Longtime Chicago Ald. Edward M. Burke doesn’t have much to show for the alleged scheming outlined in his federal racketeering indictment.
But that may be due, in part, to a Texas executive who testified Monday that he dragged his feet after his boss told him to hire the powerful politician’s law firm in 2017.
Jimmy Wachaa worked for Shoukat Dhanani, whose company owned hundreds of Burger King restaurants — including one in Burke’s 14th Ward. Wachaa said Dhanani told him to give property tax appeal work to Burke’s law firm in late 2017 or early 2018. But by May 2018, Wachaa still hadn’t done so.
Wachaa finally emailed his boss to ask, “Are we done with whatever we needed from Alderman Burke? I prefer not to give them our portfolio.”
Burke’s firm, he wrote, “seemed very disorganized.”
During Wachaa’s cross-examination Monday, Burke attorney Joseph Duffy got right to the point. Duffy asked, “You were kind of stringing them along, isn’t that fair?”
“You could say so,” Wachaa replied.
Jurors heard from Wachaa as prosecutors returned to evidence revolving around the Burger King near 41st and Pulaski. Burke is accused of trying to shake business for his private law firm out of Dhanani’s company as it sought to remodel the restaurant.
The jury also wound up hearing from a longtime employee of Burke’s firm, who explained how a process meant to shield Burke from conflicts of interest apparently failed to do so in 2018.
A federal grand jury indicted Burke in 2019, charging him with racketeering, bribery and extortion. He is also accused of using his seat on the City Council to steer business to his law firm at the time, Klafter & Burke, through schemes involving the Old Post Office and a Binny’s Beverage Depot on the Northwest Side.
He is also accused of threatening to block an admission fee increase at the Field Museum because it failed to respond when he recommended his goddaughter for an internship.
Burke left the City Council earlier this year after serving a record 54 years.

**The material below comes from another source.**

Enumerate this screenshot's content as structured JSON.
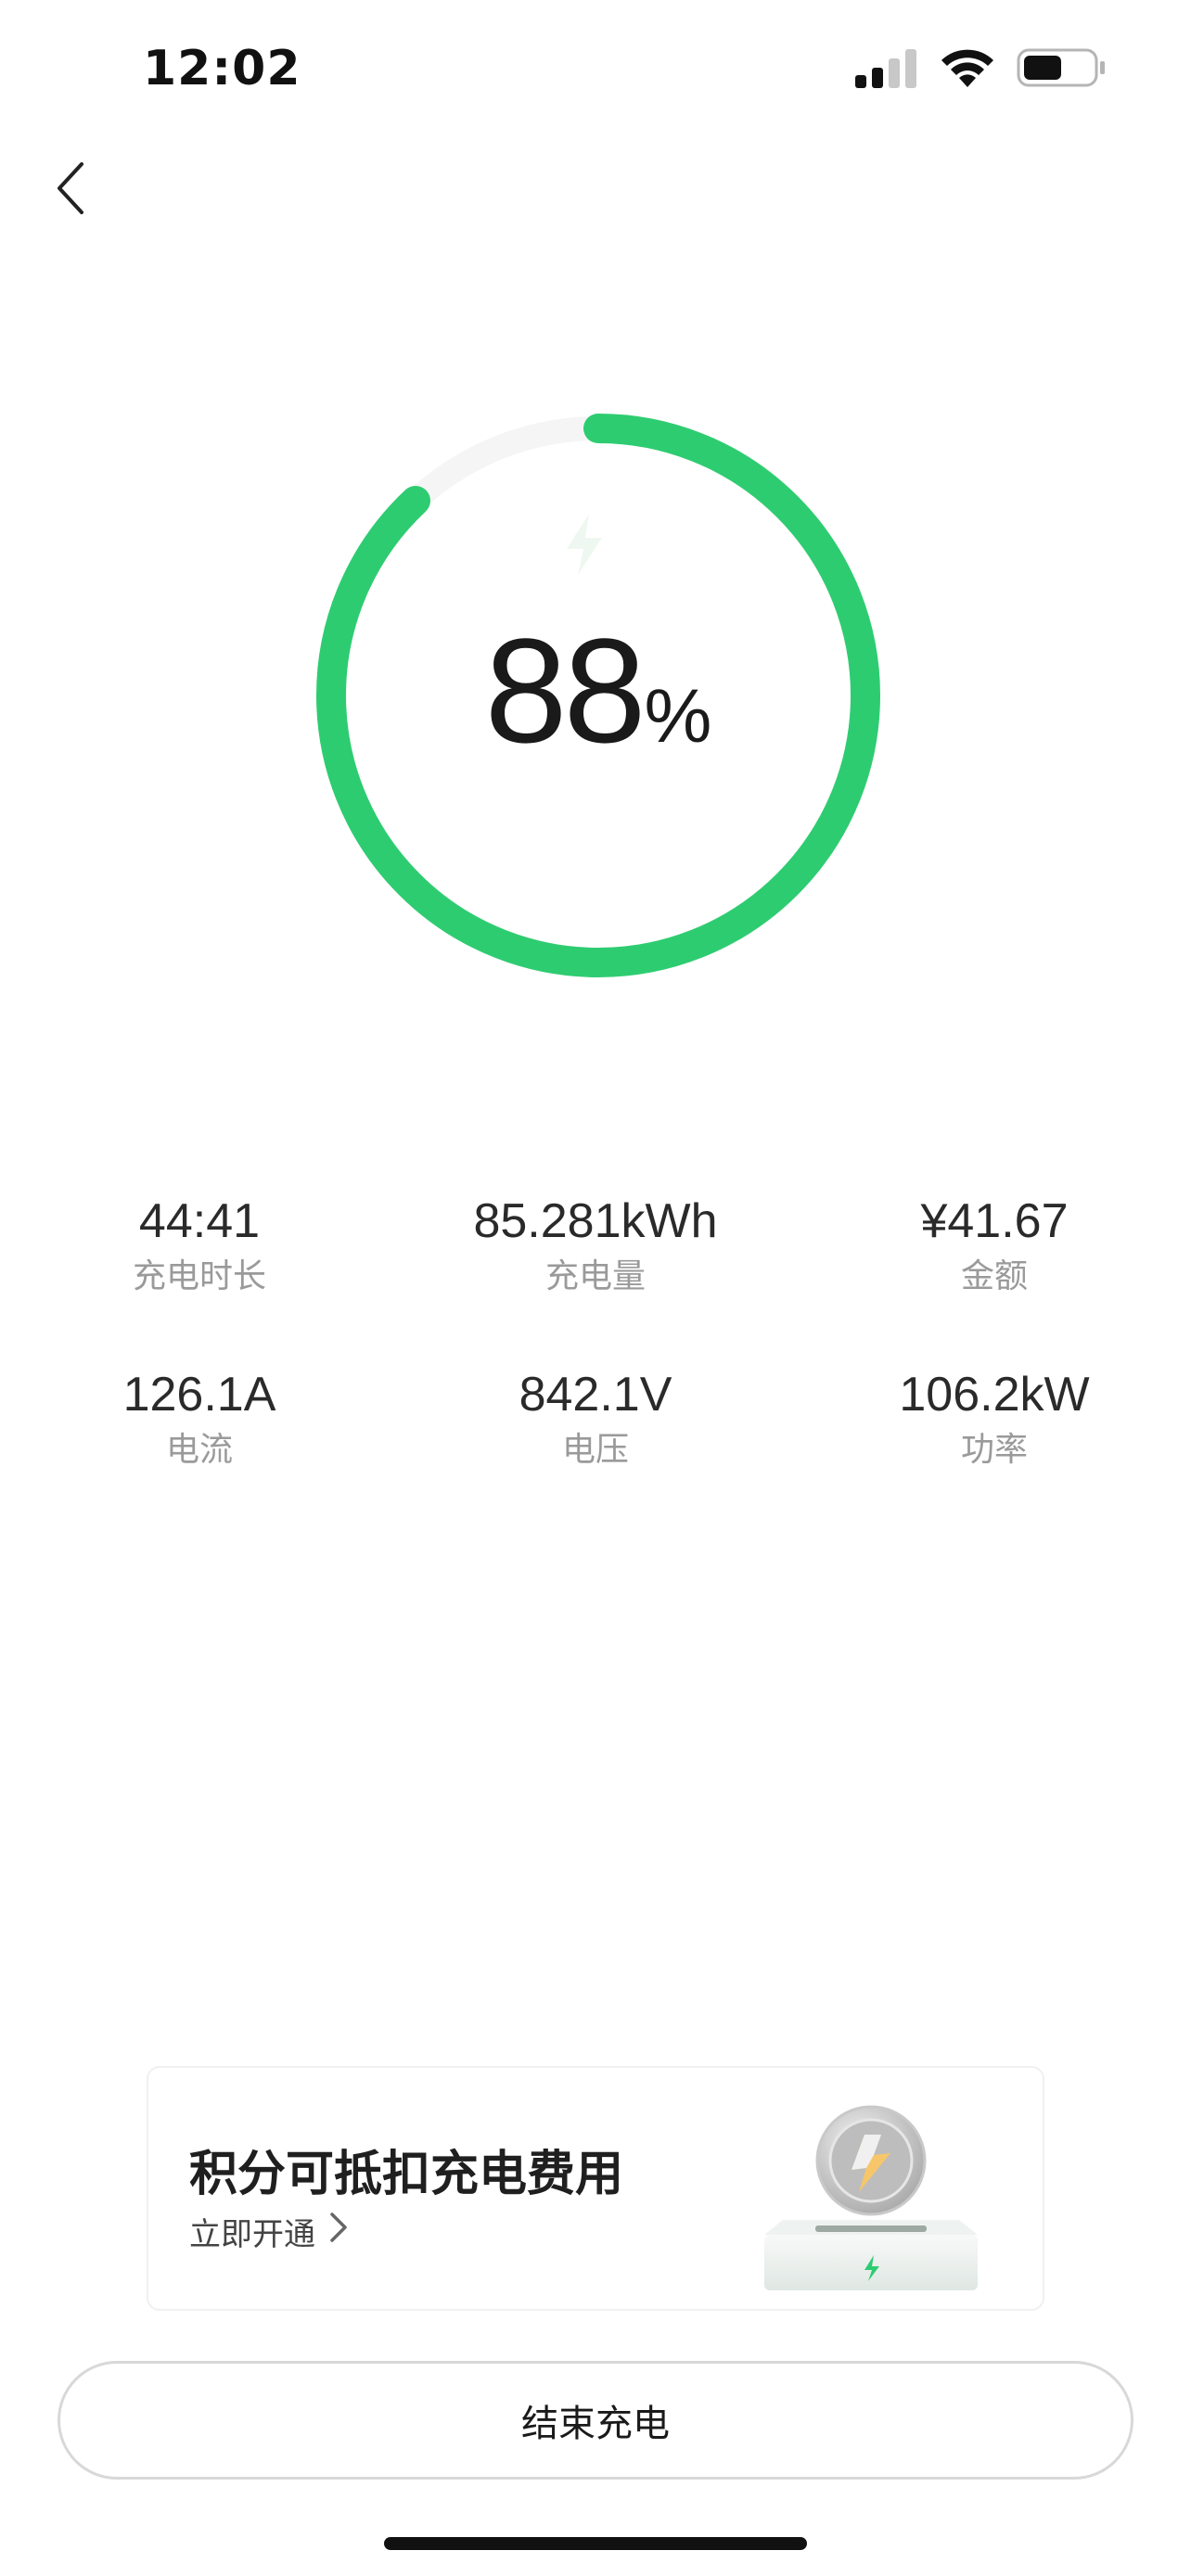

Dhanani took the stand about two weeks ago, telling jurors he had a “gut feeling” when the remodeling of his Burger King was shut down in 2017 that he should have hired Burke’s firm. Dhanani testified that he spoke to Wachaa after a meeting with Burke late that year.
Burke’s assistant, Meaghan Synowiecki, quickly got in touch with Wachaa by email. Jurors on Monday again saw the back-and-forth that followed between Synowiecki and Wachaa about Dhanani’s Burger King locations in Illinois, for which Burke apparently hoped to land tax work.

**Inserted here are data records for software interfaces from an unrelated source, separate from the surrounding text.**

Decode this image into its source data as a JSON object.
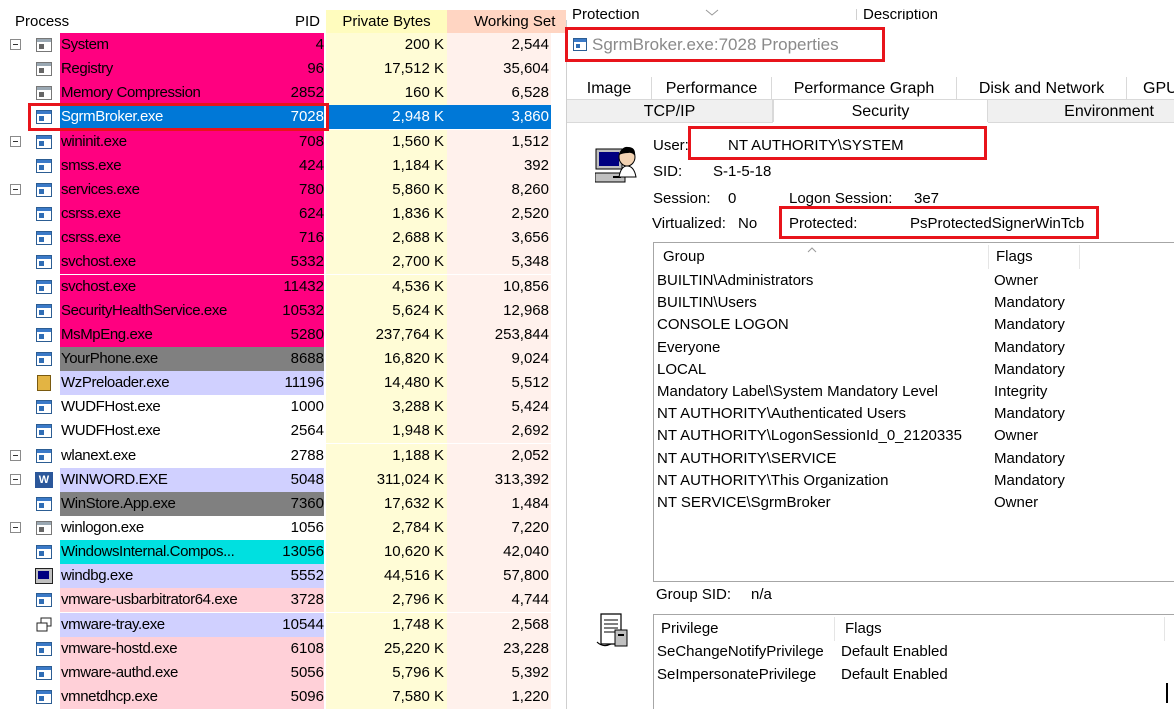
{
  "columns": {
    "process": "Process",
    "pid": "PID",
    "private_bytes": "Private Bytes",
    "working_set": "Working Set",
    "protection": "Protection",
    "description": "Description"
  },
  "processes": [
    {
      "name": "System",
      "pid": "4",
      "private": "200 K",
      "ws": "2,544",
      "color": "#ff0080",
      "tree": "minus",
      "icon": "gray"
    },
    {
      "name": "Registry",
      "pid": "96",
      "private": "17,512 K",
      "ws": "35,604",
      "color": "#ff0080",
      "tree": "",
      "icon": "gray"
    },
    {
      "name": "Memory Compression",
      "pid": "2852",
      "private": "160 K",
      "ws": "6,528",
      "color": "#ff0080",
      "tree": "",
      "icon": "gray"
    },
    {
      "name": "SgrmBroker.exe",
      "pid": "7028",
      "private": "2,948 K",
      "ws": "3,860",
      "color": "#0078d7",
      "tree": "",
      "icon": "app",
      "selected": true
    },
    {
      "name": "wininit.exe",
      "pid": "708",
      "private": "1,560 K",
      "ws": "1,512",
      "color": "#ff0080",
      "tree": "minus",
      "icon": "app"
    },
    {
      "name": "smss.exe",
      "pid": "424",
      "private": "1,184 K",
      "ws": "392",
      "color": "#ff0080",
      "tree": "",
      "icon": "app"
    },
    {
      "name": "services.exe",
      "pid": "780",
      "private": "5,860 K",
      "ws": "8,260",
      "color": "#ff0080",
      "tree": "minus",
      "icon": "app"
    },
    {
      "name": "csrss.exe",
      "pid": "624",
      "private": "1,836 K",
      "ws": "2,520",
      "color": "#ff0080",
      "tree": "",
      "icon": "app"
    },
    {
      "name": "csrss.exe",
      "pid": "716",
      "private": "2,688 K",
      "ws": "3,656",
      "color": "#ff0080",
      "tree": "",
      "icon": "app"
    },
    {
      "name": "svchost.exe",
      "pid": "5332",
      "private": "2,700 K",
      "ws": "5,348",
      "color": "#ff0080",
      "tree": "",
      "icon": "app"
    },
    {
      "name": "svchost.exe",
      "pid": "11432",
      "private": "4,536 K",
      "ws": "10,856",
      "color": "#ff0080",
      "tree": "",
      "icon": "app"
    },
    {
      "name": "SecurityHealthService.exe",
      "pid": "10532",
      "private": "5,624 K",
      "ws": "12,968",
      "color": "#ff0080",
      "tree": "",
      "icon": "app"
    },
    {
      "name": "MsMpEng.exe",
      "pid": "5280",
      "private": "237,764 K",
      "ws": "253,844",
      "color": "#ff0080",
      "tree": "",
      "icon": "app"
    },
    {
      "name": "YourPhone.exe",
      "pid": "8688",
      "private": "16,820 K",
      "ws": "9,024",
      "color": "#808080",
      "tree": "",
      "icon": "app"
    },
    {
      "name": "WzPreloader.exe",
      "pid": "11196",
      "private": "14,480 K",
      "ws": "5,512",
      "color": "#d0d0ff",
      "tree": "",
      "icon": "zip"
    },
    {
      "name": "WUDFHost.exe",
      "pid": "1000",
      "private": "3,288 K",
      "ws": "5,424",
      "color": "#ffffff",
      "tree": "",
      "icon": "app"
    },
    {
      "name": "WUDFHost.exe",
      "pid": "2564",
      "private": "1,948 K",
      "ws": "2,692",
      "color": "#ffffff",
      "tree": "",
      "icon": "app"
    },
    {
      "name": "wlanext.exe",
      "pid": "2788",
      "private": "1,188 K",
      "ws": "2,052",
      "color": "#ffffff",
      "tree": "minus",
      "icon": "app"
    },
    {
      "name": "WINWORD.EXE",
      "pid": "5048",
      "private": "311,024 K",
      "ws": "313,392",
      "color": "#d0d0ff",
      "tree": "minus",
      "icon": "word"
    },
    {
      "name": "WinStore.App.exe",
      "pid": "7360",
      "private": "17,632 K",
      "ws": "1,484",
      "color": "#808080",
      "tree": "",
      "icon": "app"
    },
    {
      "name": "winlogon.exe",
      "pid": "1056",
      "private": "2,784 K",
      "ws": "7,220",
      "color": "#ffffff",
      "tree": "minus",
      "icon": "gray"
    },
    {
      "name": "WindowsInternal.Compos...",
      "pid": "13056",
      "private": "10,620 K",
      "ws": "42,040",
      "color": "#00e0e0",
      "tree": "",
      "icon": "app"
    },
    {
      "name": "windbg.exe",
      "pid": "5552",
      "private": "44,516 K",
      "ws": "57,800",
      "color": "#d0d0ff",
      "tree": "",
      "icon": "dbg"
    },
    {
      "name": "vmware-usbarbitrator64.exe",
      "pid": "3728",
      "private": "2,796 K",
      "ws": "4,744",
      "color": "#ffd0d8",
      "tree": "",
      "icon": "app"
    },
    {
      "name": "vmware-tray.exe",
      "pid": "10544",
      "private": "1,748 K",
      "ws": "2,568",
      "color": "#d0d0ff",
      "tree": "",
      "icon": "tray"
    },
    {
      "name": "vmware-hostd.exe",
      "pid": "6108",
      "private": "25,220 K",
      "ws": "23,228",
      "color": "#ffd0d8",
      "tree": "",
      "icon": "app"
    },
    {
      "name": "vmware-authd.exe",
      "pid": "5056",
      "private": "5,796 K",
      "ws": "5,392",
      "color": "#ffd0d8",
      "tree": "",
      "icon": "app"
    },
    {
      "name": "vmnetdhcp.exe",
      "pid": "5096",
      "private": "7,580 K",
      "ws": "1,220",
      "color": "#ffd0d8",
      "tree": "",
      "icon": "app"
    }
  ],
  "dialog": {
    "title": "SgrmBroker.exe:7028 Properties",
    "tabs_row1": [
      "Image",
      "Performance",
      "Performance Graph",
      "Disk and Network",
      "GPU"
    ],
    "tabs_row2": [
      "TCP/IP",
      "Security",
      "Environment"
    ],
    "active_tab": "Security",
    "user_label": "User:",
    "user_value": "NT AUTHORITY\\SYSTEM",
    "sid_label": "SID:",
    "sid_value": "S-1-5-18",
    "session_label": "Session:",
    "session_value": "0",
    "logon_label": "Logon Session:",
    "logon_value": "3e7",
    "virtualized_label": "Virtualized:",
    "virtualized_value": "No",
    "protected_label": "Protected:",
    "protected_value": "PsProtectedSignerWinTcb",
    "groups_header": {
      "group": "Group",
      "flags": "Flags"
    },
    "groups": [
      {
        "group": "BUILTIN\\Administrators",
        "flags": "Owner"
      },
      {
        "group": "BUILTIN\\Users",
        "flags": "Mandatory"
      },
      {
        "group": "CONSOLE LOGON",
        "flags": "Mandatory"
      },
      {
        "group": "Everyone",
        "flags": "Mandatory"
      },
      {
        "group": "LOCAL",
        "flags": "Mandatory"
      },
      {
        "group": "Mandatory Label\\System Mandatory Level",
        "flags": "Integrity"
      },
      {
        "group": "NT AUTHORITY\\Authenticated Users",
        "flags": "Mandatory"
      },
      {
        "group": "NT AUTHORITY\\LogonSessionId_0_2120335",
        "flags": "Owner"
      },
      {
        "group": "NT AUTHORITY\\SERVICE",
        "flags": "Mandatory"
      },
      {
        "group": "NT AUTHORITY\\This Organization",
        "flags": "Mandatory"
      },
      {
        "group": "NT SERVICE\\SgrmBroker",
        "flags": "Owner"
      }
    ],
    "group_sid_label": "Group SID:",
    "group_sid_value": "n/a",
    "privileges_header": {
      "privilege": "Privilege",
      "flags": "Flags"
    },
    "privileges": [
      {
        "privilege": "SeChangeNotifyPrivilege",
        "flags": "Default Enabled"
      },
      {
        "privilege": "SeImpersonatePrivilege",
        "flags": "Default Enabled"
      }
    ]
  },
  "colors": {
    "highlight_box": "#e8141b",
    "selection": "#0078d7",
    "private_bytes_header": "#fffcbe",
    "working_set_header": "#ffd5c2"
  }
}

At one point, Wachaa asked Synowiecki, “Can you please confirm that I am sending all IL locations or only Cook County locations.”
She replied, “It would be all IL locations.”
But Wachaa confirmed on Monday for Assistant U.S. Attorney Sarah Streicker that he made the decision not to hire Burke’s firm — even though Dhanani told him to give Burke business for 10 or 20 sites.
Wachaa said “it seemed like we weren’t going to get the type of service” he wanted from Burke’s firm. Specifically, “speed, accuracy and organization.”
Shoukat Dhanani’s son, Zohaib Dhanani, began to testify near the end of the day Monday.
In one unusual moment in the trial, prosecutors agreed to let Burke’s defense attorneys call to the stand one of their own witnesses, even though prosecutors are still putting on their case. That’s because the witness, a longtime employee of Burke’s law firm, had a medical scheduling issue that would make her unavailable later in the trial.
That employee, Gabriella Garcia-Martinez, told jurors about a process at the firm designed to catch any conflicts of interest for Burke before he cast a problematic vote in the City Council.
She tried to explain to jurors why the firm apparently did not flag a conflict involving the developer of Chicago’s Old Post Office. The jury heard last week that the developers wound up hiring Burke’s law firm to do property tax appeal work for the Sullivan Center Offices at State and Madison. However, jurors also learned that the paperwork for that deal initially misidentified the client.
Burke voted in favor of a tax-increment financing proposal for the Old Post Office developers, 601W Companies, after securing their business, prosecutors allege. However, Garcia-Martinez testified that, at the time of the vote, 601W Companies did not appear in the Klafter & Burke database because of the initial misidentification.
Assistant U.S. Attorney Diane MacArthur later asked her whether Burke could have identified the conflict on his own.
“Mr. Burke was not tied or bound in any way by the findings of his staff members within Klafter & Burke?” MacArthur said.
“No,” Garcia-Martinez said. “I mean, no.”